Today’s power tool batteries evolved quite a bit since the first cordless screwdrivers hit the market. The original tools were small and featured nickel-cadmium and nickel-metal hydride batteries. These batteries served the purpose, but today’s lithium-ion batteries are more powerful, compact, and longer-lasting.
Under the Hood
The inside of each battery contains a group of cells, which look similar to unbranded AA or C batteries. In nickel-cadmium models, manufacturers would arrange the cells and then wire them directly to a positive and negative terminal.
In today’s lithium-ion models, the cells are still wired together, however, they’re more compact and attached to a circuit board. This circuit board controls the use of the cells for better efficiency, to prevent overheating, and even display how charged the battery might be.
Quantity Determines Voltage
Every manufacturer has its own battery-powered tool line, and within that line are different voltages: 12V, 18V, 20V, and so on. But what does that mean?
Essentially, the quantity of cells determines the voltage of the battery, and voltage describes power output. For instance, 18V batteries feature five battery cells, with each cell equalling 3.6 volts. Similarly, 12V batteries feature three battery cells, and they’re less powerful than an 18V system.
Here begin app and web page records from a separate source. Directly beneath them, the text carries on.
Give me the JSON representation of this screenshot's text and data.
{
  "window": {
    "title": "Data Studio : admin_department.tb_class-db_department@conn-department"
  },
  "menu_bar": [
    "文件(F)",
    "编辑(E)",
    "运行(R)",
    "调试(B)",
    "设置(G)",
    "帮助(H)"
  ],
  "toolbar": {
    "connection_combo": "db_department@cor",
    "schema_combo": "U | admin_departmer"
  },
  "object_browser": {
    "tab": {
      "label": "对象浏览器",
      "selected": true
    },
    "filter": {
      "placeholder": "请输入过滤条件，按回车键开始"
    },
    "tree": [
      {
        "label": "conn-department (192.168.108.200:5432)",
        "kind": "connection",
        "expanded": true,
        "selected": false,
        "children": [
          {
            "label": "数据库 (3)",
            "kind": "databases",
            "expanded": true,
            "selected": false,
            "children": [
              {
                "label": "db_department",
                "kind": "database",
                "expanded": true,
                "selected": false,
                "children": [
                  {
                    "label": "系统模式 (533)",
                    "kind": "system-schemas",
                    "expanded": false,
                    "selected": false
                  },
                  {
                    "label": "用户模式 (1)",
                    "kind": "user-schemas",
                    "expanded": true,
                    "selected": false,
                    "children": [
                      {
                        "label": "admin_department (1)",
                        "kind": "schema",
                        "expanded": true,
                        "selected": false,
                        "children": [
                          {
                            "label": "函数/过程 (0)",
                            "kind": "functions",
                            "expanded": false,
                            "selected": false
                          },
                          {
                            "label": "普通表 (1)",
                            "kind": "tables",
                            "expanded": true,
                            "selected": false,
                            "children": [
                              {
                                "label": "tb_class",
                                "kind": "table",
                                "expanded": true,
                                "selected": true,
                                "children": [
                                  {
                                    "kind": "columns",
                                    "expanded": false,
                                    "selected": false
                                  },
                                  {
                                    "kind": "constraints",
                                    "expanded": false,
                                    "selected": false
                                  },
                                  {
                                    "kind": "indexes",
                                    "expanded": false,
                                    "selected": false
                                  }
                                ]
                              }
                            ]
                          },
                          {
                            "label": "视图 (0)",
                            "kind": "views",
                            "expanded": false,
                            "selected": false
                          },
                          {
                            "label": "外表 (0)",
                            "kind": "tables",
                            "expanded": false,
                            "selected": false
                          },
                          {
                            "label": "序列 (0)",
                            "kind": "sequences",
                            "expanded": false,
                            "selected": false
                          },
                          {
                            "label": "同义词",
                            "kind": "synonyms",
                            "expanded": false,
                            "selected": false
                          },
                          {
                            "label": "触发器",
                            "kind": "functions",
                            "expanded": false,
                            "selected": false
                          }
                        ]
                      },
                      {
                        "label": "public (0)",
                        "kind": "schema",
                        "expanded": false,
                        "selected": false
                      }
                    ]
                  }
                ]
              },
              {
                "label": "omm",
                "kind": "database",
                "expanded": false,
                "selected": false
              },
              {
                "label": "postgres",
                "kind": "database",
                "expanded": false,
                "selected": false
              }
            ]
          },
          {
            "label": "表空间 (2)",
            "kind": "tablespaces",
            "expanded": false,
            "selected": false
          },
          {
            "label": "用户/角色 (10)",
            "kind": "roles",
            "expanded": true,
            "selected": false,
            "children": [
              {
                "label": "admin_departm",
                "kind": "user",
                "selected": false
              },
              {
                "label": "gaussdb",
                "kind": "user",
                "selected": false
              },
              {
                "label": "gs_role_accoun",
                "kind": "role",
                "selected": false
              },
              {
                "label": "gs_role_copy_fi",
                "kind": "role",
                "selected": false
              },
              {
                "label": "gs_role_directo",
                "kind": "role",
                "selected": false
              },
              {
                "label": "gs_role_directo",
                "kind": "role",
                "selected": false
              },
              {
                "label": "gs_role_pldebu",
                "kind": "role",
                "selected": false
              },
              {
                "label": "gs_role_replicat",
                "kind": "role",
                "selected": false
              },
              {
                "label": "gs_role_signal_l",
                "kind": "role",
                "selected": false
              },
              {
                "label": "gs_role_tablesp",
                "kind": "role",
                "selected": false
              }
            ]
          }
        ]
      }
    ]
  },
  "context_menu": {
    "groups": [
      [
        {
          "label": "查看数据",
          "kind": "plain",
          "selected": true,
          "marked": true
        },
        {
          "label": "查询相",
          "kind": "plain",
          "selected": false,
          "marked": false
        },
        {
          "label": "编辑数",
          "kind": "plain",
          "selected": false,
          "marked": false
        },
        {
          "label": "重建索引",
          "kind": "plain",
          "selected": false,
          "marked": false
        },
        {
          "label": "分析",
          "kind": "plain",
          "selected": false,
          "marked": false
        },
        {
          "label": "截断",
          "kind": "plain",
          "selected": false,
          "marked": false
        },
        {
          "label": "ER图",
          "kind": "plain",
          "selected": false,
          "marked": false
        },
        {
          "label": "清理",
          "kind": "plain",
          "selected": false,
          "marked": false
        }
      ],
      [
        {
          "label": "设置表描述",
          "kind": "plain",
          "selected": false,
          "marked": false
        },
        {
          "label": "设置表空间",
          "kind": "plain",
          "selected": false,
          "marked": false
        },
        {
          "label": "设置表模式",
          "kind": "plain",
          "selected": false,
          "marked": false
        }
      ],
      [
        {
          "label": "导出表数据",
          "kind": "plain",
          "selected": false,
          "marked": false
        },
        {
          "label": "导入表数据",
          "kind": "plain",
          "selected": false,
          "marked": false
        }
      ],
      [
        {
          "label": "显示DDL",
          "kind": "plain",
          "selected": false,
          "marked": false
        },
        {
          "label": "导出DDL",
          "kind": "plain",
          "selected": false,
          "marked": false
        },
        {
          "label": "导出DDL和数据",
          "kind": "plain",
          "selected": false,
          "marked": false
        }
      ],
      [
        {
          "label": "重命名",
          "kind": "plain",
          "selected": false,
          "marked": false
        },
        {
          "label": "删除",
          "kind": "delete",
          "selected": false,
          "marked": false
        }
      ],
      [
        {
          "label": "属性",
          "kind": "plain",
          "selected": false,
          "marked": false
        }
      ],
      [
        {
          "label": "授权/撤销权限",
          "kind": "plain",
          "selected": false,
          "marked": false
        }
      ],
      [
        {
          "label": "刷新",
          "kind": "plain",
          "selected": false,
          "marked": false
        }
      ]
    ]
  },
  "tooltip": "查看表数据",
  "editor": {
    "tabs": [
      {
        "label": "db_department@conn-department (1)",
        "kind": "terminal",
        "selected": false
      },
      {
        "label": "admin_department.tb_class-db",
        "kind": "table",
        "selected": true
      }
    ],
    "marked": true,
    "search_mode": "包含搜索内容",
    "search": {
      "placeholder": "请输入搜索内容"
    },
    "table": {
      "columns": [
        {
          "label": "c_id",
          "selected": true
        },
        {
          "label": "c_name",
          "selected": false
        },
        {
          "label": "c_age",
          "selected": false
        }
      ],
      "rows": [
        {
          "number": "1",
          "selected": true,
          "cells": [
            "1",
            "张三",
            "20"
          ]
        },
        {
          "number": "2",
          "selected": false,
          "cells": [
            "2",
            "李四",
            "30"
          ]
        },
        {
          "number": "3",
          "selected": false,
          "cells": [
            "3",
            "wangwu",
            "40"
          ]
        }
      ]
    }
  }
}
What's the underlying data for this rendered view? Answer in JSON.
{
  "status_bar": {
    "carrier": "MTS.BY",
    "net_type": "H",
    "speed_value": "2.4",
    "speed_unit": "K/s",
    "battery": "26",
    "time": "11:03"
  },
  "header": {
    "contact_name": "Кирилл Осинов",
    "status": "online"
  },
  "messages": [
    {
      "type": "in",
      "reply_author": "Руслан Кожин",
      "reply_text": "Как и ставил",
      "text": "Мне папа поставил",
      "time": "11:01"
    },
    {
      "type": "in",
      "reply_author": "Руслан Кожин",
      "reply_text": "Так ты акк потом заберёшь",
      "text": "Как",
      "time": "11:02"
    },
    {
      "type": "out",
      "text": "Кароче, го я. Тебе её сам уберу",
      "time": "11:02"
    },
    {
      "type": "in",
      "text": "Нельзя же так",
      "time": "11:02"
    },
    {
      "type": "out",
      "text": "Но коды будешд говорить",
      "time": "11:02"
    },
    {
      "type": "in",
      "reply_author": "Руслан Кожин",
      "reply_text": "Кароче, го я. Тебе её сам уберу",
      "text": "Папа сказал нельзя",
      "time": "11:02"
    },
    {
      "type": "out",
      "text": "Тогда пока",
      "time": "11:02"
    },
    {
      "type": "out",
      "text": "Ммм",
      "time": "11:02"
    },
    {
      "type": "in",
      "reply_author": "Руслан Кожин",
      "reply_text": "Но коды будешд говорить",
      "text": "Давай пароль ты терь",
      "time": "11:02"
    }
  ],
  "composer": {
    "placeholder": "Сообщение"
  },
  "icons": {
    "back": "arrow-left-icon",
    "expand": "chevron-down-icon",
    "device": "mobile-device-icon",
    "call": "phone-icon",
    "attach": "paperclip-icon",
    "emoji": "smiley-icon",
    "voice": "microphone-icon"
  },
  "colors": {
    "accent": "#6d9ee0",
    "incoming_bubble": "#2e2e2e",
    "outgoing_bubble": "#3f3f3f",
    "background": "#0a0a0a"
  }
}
But the math on 3.6 times 3 comes out to 10.8 volts. How does that work? Here is where the gray area exists. When fully charged, each 3.6-volt cell can hold up to 4 volts. So, both 20V and 18V batteries can display 20V when fully charged, while a 12-volt battery with only three cells can read 12 volts.
Amp Hours Matter, Too
Voltage is only half the story: amp-hours matter too. Amp-hours are essentially the amount of current that is available in the battery for the manufacturer. These batteries have more cells arranged in such a way that doesn’t increase voltage but allows the battery to sustain that voltage for a longer period or during heavier draw.
Match the Battery’s Capacity to the Tool
It’s important to match the amp-hour rating of the battery to the tool. For example, a drill can use a 4-amp battery and last a very long time. That 4-amp battery won’t last as long in heavy-draw tools like table saws, right-angle drills, miter saws, and circular saws. In fact, the battery might not even provide enough current for the tool to run. For those tools, batteries with higher amp-hour ratings are necessary. For these tools, batteries with 12 amp-hour ratings are more suitable.
The Future is Bright for Battery Tools
Batteries are already lightyears ahead of where they were, but things are still evolving. While 18 and 20-volt batteries are common on job sites, some larger tools are also making the battery switch. Electric lawnmowers and snowblowers often use even larger, higher voltage batteries to power them—a long way from the cordless screwdrivers of old.
Heath breaks down the basic voltages of cordless tools and explains the technical aspects of battery technology. He takes a battery apart to show the individual cells and circuit board that make up the battery packs. Then Heath explains the difference between 10.8V and 12V as well as 18V and 20V ratings. FInally, Heath talks about Amp Hour ratings, how they relate to voltage ratings—before giving homeowners some guidance on what level voltage tool they will most likely need (and not need).